● **Task prompt**
When you retype the data, keep every word exactly and include none of the pictures.

(Data items)
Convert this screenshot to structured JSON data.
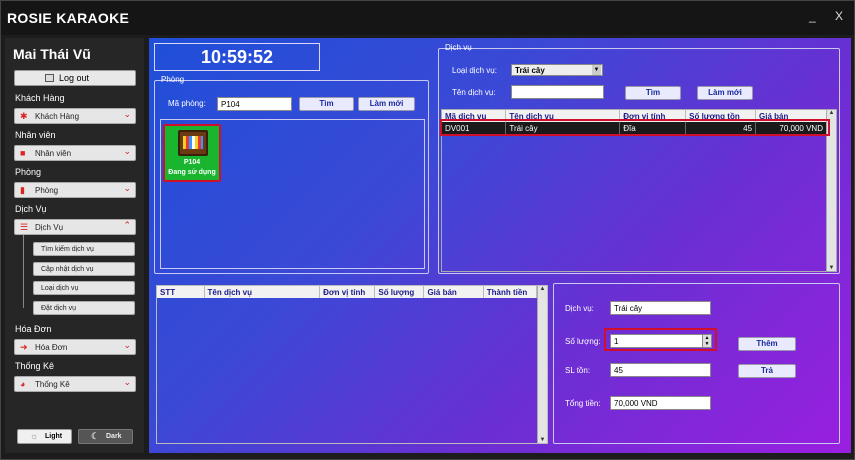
{
  "app": {
    "title": "ROSIE KARAOKE",
    "minimize": "_",
    "close": "X"
  },
  "sidebar": {
    "user": "Mai Thái Vũ",
    "logout": "Log out",
    "sections": [
      {
        "title": "Khách Hàng",
        "button": "Khách Hàng"
      },
      {
        "title": "Nhân viên",
        "button": "Nhân viên"
      },
      {
        "title": "Phòng",
        "button": "Phòng"
      },
      {
        "title": "Dịch Vụ",
        "button": "Dịch Vụ"
      },
      {
        "title": "Hóa Đơn",
        "button": "Hóa Đơn"
      },
      {
        "title": "Thống Kê",
        "button": "Thống Kê"
      }
    ],
    "dichvu_sub": [
      "Tìm kiếm dịch vụ",
      "Cập nhật dịch vụ",
      "Loại dịch vụ",
      "Đặt dịch vụ"
    ],
    "light": "Light",
    "dark": "Dark"
  },
  "clock": "10:59:52",
  "phong": {
    "group": "Phòng",
    "label": "Mã phòng:",
    "value": "P104",
    "search": "Tìm",
    "reset": "Làm mới",
    "room": {
      "code": "P104",
      "status": "Đang sử dụng"
    }
  },
  "dichvu": {
    "group": "Dịch vụ",
    "type_label": "Loại dịch vụ:",
    "type_value": "Trái cây",
    "name_label": "Tên dịch vụ:",
    "name_value": "",
    "search": "Tìm",
    "reset": "Làm mới",
    "columns": [
      "Mã dịch vụ",
      "Tên dịch vụ",
      "Đơn vị tính",
      "Số lượng tồn",
      "Giá bán"
    ],
    "rows": [
      [
        "DV001",
        "Trái cây",
        "Đĩa",
        "45",
        "70,000 VND"
      ]
    ]
  },
  "order": {
    "columns": [
      "STT",
      "Tên dịch vụ",
      "Đơn vị tính",
      "Số lượng",
      "Giá bán",
      "Thành tiền"
    ]
  },
  "form": {
    "svc_label": "Dịch vụ:",
    "svc_value": "Trái cây",
    "qty_label": "Số lượng:",
    "qty_value": "1",
    "stock_label": "SL tồn:",
    "stock_value": "45",
    "total_label": "Tổng tiền:",
    "total_value": "70,000 VND",
    "add": "Thêm",
    "return": "Trả"
  }
}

● **Answer to this exercise**
Convert this screenshot to structured JSON data.
{
  "app": {
    "title": "ROSIE KARAOKE",
    "minimize": "_",
    "close": "X"
  },
  "sidebar": {
    "user": "Mai Thái Vũ",
    "logout": "Log out",
    "sections": [
      {
        "title": "Khách Hàng",
        "button": "Khách Hàng"
      },
      {
        "title": "Nhân viên",
        "button": "Nhân viên"
      },
      {
        "title": "Phòng",
        "button": "Phòng"
      },
      {
        "title": "Dịch Vụ",
        "button": "Dịch Vụ"
      },
      {
        "title": "Hóa Đơn",
        "button": "Hóa Đơn"
      },
      {
        "title": "Thống Kê",
        "button": "Thống Kê"
      }
    ],
    "dichvu_sub": [
      "Tìm kiếm dịch vụ",
      "Cập nhật dịch vụ",
      "Loại dịch vụ",
      "Đặt dịch vụ"
    ],
    "light": "Light",
    "dark": "Dark"
  },
  "clock": "10:59:52",
  "phong": {
    "group": "Phòng",
    "label": "Mã phòng:",
    "value": "P104",
    "search": "Tìm",
    "reset": "Làm mới",
    "room": {
      "code": "P104",
      "status": "Đang sử dụng"
    }
  },
  "dichvu": {
    "group": "Dịch vụ",
    "type_label": "Loại dịch vụ:",
    "type_value": "Trái cây",
    "name_label": "Tên dịch vụ:",
    "name_value": "",
    "search": "Tìm",
    "reset": "Làm mới",
    "columns": [
      "Mã dịch vụ",
      "Tên dịch vụ",
      "Đơn vị tính",
      "Số lượng tồn",
      "Giá bán"
    ],
    "rows": [
      [
        "DV001",
        "Trái cây",
        "Đĩa",
        "45",
        "70,000 VND"
      ]
    ]
  },
  "order": {
    "columns": [
      "STT",
      "Tên dịch vụ",
      "Đơn vị tính",
      "Số lượng",
      "Giá bán",
      "Thành tiền"
    ]
  },
  "form": {
    "svc_label": "Dịch vụ:",
    "svc_value": "Trái cây",
    "qty_label": "Số lượng:",
    "qty_value": "1",
    "stock_label": "SL tồn:",
    "stock_value": "45",
    "total_label": "Tổng tiền:",
    "total_value": "70,000 VND",
    "add": "Thêm",
    "return": "Trả"
  }
}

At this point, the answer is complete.